===== Supplied information

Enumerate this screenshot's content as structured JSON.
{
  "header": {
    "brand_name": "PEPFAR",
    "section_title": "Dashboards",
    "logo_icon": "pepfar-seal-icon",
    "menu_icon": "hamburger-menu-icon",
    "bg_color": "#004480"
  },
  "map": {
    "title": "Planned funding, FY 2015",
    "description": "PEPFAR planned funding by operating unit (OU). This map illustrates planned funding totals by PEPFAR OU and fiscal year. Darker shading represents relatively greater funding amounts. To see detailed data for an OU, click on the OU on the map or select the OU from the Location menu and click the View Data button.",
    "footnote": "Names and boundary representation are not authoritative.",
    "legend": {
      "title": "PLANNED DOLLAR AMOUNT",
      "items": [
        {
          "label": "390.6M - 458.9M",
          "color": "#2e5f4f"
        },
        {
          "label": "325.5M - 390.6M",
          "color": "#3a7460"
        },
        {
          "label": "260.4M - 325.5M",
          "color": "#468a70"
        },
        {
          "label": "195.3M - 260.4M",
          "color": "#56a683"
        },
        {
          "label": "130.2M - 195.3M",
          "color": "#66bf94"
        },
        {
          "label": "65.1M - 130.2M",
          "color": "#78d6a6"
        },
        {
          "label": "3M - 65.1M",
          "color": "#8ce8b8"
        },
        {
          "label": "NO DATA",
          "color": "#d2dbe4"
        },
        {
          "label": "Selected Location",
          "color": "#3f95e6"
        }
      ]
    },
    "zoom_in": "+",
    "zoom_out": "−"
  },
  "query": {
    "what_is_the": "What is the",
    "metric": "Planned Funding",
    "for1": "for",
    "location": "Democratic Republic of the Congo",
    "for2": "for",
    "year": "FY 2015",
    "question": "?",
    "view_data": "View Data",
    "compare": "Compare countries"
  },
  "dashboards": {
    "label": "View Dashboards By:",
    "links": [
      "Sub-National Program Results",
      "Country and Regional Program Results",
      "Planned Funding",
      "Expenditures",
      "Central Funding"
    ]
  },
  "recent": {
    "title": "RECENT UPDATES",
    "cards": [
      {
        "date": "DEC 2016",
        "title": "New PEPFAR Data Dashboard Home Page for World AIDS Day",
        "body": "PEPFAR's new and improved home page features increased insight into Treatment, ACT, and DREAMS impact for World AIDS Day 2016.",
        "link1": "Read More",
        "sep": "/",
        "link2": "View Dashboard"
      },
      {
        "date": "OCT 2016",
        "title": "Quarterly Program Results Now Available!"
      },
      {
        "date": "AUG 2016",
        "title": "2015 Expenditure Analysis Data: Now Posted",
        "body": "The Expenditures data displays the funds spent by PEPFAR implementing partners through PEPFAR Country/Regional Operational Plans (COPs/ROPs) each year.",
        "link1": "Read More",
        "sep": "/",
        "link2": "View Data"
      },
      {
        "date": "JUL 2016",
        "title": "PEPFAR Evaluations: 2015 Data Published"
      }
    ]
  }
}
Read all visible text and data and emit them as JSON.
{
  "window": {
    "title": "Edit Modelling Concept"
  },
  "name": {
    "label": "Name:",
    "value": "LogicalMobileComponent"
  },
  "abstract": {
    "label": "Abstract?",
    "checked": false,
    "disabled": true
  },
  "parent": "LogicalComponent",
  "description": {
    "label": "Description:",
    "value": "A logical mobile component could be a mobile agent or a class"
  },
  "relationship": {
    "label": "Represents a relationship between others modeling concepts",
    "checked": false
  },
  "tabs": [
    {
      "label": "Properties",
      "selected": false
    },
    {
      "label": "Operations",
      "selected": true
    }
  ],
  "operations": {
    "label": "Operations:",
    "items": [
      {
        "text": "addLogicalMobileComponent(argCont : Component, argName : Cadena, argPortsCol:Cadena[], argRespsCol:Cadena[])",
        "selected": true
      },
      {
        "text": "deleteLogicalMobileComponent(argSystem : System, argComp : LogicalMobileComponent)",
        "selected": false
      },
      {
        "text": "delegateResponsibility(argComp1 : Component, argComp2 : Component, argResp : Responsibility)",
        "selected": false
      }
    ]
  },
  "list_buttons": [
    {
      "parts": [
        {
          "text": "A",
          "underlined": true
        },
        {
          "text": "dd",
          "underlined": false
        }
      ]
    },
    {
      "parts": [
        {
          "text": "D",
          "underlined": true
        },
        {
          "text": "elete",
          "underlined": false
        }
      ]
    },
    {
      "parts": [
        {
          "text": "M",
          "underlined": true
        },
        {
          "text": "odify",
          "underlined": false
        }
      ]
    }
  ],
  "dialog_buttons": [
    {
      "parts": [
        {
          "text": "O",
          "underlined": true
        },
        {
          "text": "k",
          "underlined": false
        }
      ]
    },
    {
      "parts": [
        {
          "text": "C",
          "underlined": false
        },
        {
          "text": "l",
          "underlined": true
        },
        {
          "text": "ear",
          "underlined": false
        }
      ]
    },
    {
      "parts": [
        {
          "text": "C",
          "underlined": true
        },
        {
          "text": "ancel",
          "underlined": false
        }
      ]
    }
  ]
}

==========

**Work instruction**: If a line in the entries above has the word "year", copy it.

**Answer box**:
    "description": "PEPFAR planned funding by operating unit (OU). This map illustrates planned funding totals by PEPFAR OU and fiscal year. Darker shading represents relatively greater funding amounts. To see detailed data for an OU, click on the OU on the map or select the OU from the Location menu and click the View Data button.",
    "year": "FY 2015",
        "body": "The Expenditures data displays the funds spent by PEPFAR implementing partners through PEPFAR Country/Regional Operational Plans (COPs/ROPs) each year.",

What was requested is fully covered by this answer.